Supplied records —
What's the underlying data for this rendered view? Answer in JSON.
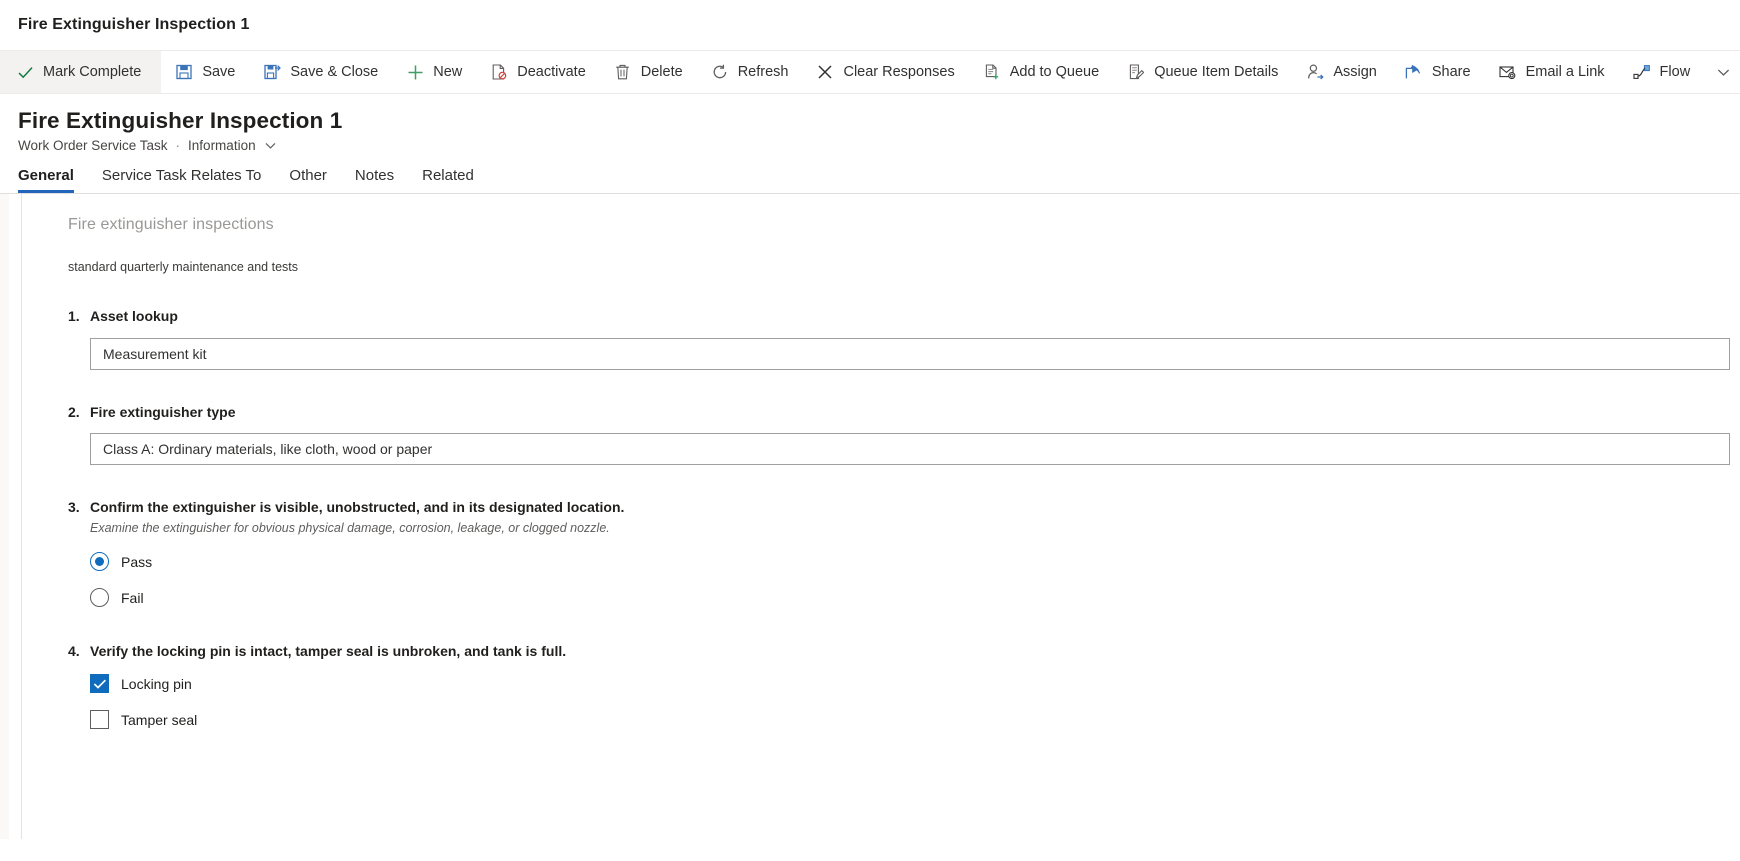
{
  "window": {
    "title": "Fire Extinguisher Inspection 1"
  },
  "commandbar": {
    "items": [
      {
        "label": "Mark Complete",
        "icon": "checkmark-icon"
      },
      {
        "label": "Save",
        "icon": "save-icon"
      },
      {
        "label": "Save & Close",
        "icon": "save-and-close-icon"
      },
      {
        "label": "New",
        "icon": "plus-icon"
      },
      {
        "label": "Deactivate",
        "icon": "deactivate-icon"
      },
      {
        "label": "Delete",
        "icon": "trash-icon"
      },
      {
        "label": "Refresh",
        "icon": "refresh-icon"
      },
      {
        "label": "Clear Responses",
        "icon": "close-x-icon"
      },
      {
        "label": "Add to Queue",
        "icon": "add-to-queue-icon"
      },
      {
        "label": "Queue Item Details",
        "icon": "queue-item-details-icon"
      },
      {
        "label": "Assign",
        "icon": "assign-person-icon"
      },
      {
        "label": "Share",
        "icon": "share-icon"
      },
      {
        "label": "Email a Link",
        "icon": "email-link-icon"
      },
      {
        "label": "Flow",
        "icon": "flow-icon"
      }
    ],
    "overflow_icon": "chevron-down-icon"
  },
  "record": {
    "title": "Fire Extinguisher Inspection 1",
    "entity": "Work Order Service Task",
    "separator": "·",
    "form_name": "Information",
    "form_chevron": "chevron-down-icon"
  },
  "tabs": [
    {
      "label": "General",
      "active": true
    },
    {
      "label": "Service Task Relates To",
      "active": false
    },
    {
      "label": "Other",
      "active": false
    },
    {
      "label": "Notes",
      "active": false
    },
    {
      "label": "Related",
      "active": false
    }
  ],
  "inspection": {
    "heading": "Fire extinguisher inspections",
    "description": "standard quarterly maintenance and tests",
    "questions": [
      {
        "number": "1.",
        "text": "Asset lookup",
        "type": "lookup",
        "value": "Measurement kit"
      },
      {
        "number": "2.",
        "text": "Fire extinguisher type",
        "type": "dropdown",
        "value": "Class A: Ordinary materials, like cloth, wood or paper"
      },
      {
        "number": "3.",
        "text": "Confirm the extinguisher is visible, unobstructed, and in its designated location.",
        "hint": "Examine the extinguisher for obvious physical damage, corrosion, leakage, or clogged nozzle.",
        "type": "radio",
        "options": [
          {
            "label": "Pass",
            "checked": true
          },
          {
            "label": "Fail",
            "checked": false
          }
        ]
      },
      {
        "number": "4.",
        "text": "Verify the locking pin is intact, tamper seal is unbroken, and tank is full.",
        "type": "checkbox",
        "options": [
          {
            "label": "Locking pin",
            "checked": true
          },
          {
            "label": "Tamper seal",
            "checked": false
          }
        ]
      }
    ]
  },
  "colors": {
    "accent": "#0f6cbd",
    "tab_underline": "#2266bb",
    "command_icon_blue": "#3b73b9",
    "command_icon_green": "#107c41",
    "text_primary": "#201f1e",
    "text_secondary": "#605e5c",
    "placeholder_gray": "#9a9896"
  }
}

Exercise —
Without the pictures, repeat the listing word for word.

Solution for this problem —
What's the underlying data for this rendered view? Answer in JSON.
{
  "window": {
    "title": "Fire Extinguisher Inspection 1"
  },
  "commandbar": {
    "items": [
      {
        "label": "Mark Complete",
        "icon": "checkmark-icon"
      },
      {
        "label": "Save",
        "icon": "save-icon"
      },
      {
        "label": "Save & Close",
        "icon": "save-and-close-icon"
      },
      {
        "label": "New",
        "icon": "plus-icon"
      },
      {
        "label": "Deactivate",
        "icon": "deactivate-icon"
      },
      {
        "label": "Delete",
        "icon": "trash-icon"
      },
      {
        "label": "Refresh",
        "icon": "refresh-icon"
      },
      {
        "label": "Clear Responses",
        "icon": "close-x-icon"
      },
      {
        "label": "Add to Queue",
        "icon": "add-to-queue-icon"
      },
      {
        "label": "Queue Item Details",
        "icon": "queue-item-details-icon"
      },
      {
        "label": "Assign",
        "icon": "assign-person-icon"
      },
      {
        "label": "Share",
        "icon": "share-icon"
      },
      {
        "label": "Email a Link",
        "icon": "email-link-icon"
      },
      {
        "label": "Flow",
        "icon": "flow-icon"
      }
    ],
    "overflow_icon": "chevron-down-icon"
  },
  "record": {
    "title": "Fire Extinguisher Inspection 1",
    "entity": "Work Order Service Task",
    "separator": "·",
    "form_name": "Information",
    "form_chevron": "chevron-down-icon"
  },
  "tabs": [
    {
      "label": "General",
      "active": true
    },
    {
      "label": "Service Task Relates To",
      "active": false
    },
    {
      "label": "Other",
      "active": false
    },
    {
      "label": "Notes",
      "active": false
    },
    {
      "label": "Related",
      "active": false
    }
  ],
  "inspection": {
    "heading": "Fire extinguisher inspections",
    "description": "standard quarterly maintenance and tests",
    "questions": [
      {
        "number": "1.",
        "text": "Asset lookup",
        "type": "lookup",
        "value": "Measurement kit"
      },
      {
        "number": "2.",
        "text": "Fire extinguisher type",
        "type": "dropdown",
        "value": "Class A: Ordinary materials, like cloth, wood or paper"
      },
      {
        "number": "3.",
        "text": "Confirm the extinguisher is visible, unobstructed, and in its designated location.",
        "hint": "Examine the extinguisher for obvious physical damage, corrosion, leakage, or clogged nozzle.",
        "type": "radio",
        "options": [
          {
            "label": "Pass",
            "checked": true
          },
          {
            "label": "Fail",
            "checked": false
          }
        ]
      },
      {
        "number": "4.",
        "text": "Verify the locking pin is intact, tamper seal is unbroken, and tank is full.",
        "type": "checkbox",
        "options": [
          {
            "label": "Locking pin",
            "checked": true
          },
          {
            "label": "Tamper seal",
            "checked": false
          }
        ]
      }
    ]
  },
  "colors": {
    "accent": "#0f6cbd",
    "tab_underline": "#2266bb",
    "command_icon_blue": "#3b73b9",
    "command_icon_green": "#107c41",
    "text_primary": "#201f1e",
    "text_secondary": "#605e5c",
    "placeholder_gray": "#9a9896"
  }
}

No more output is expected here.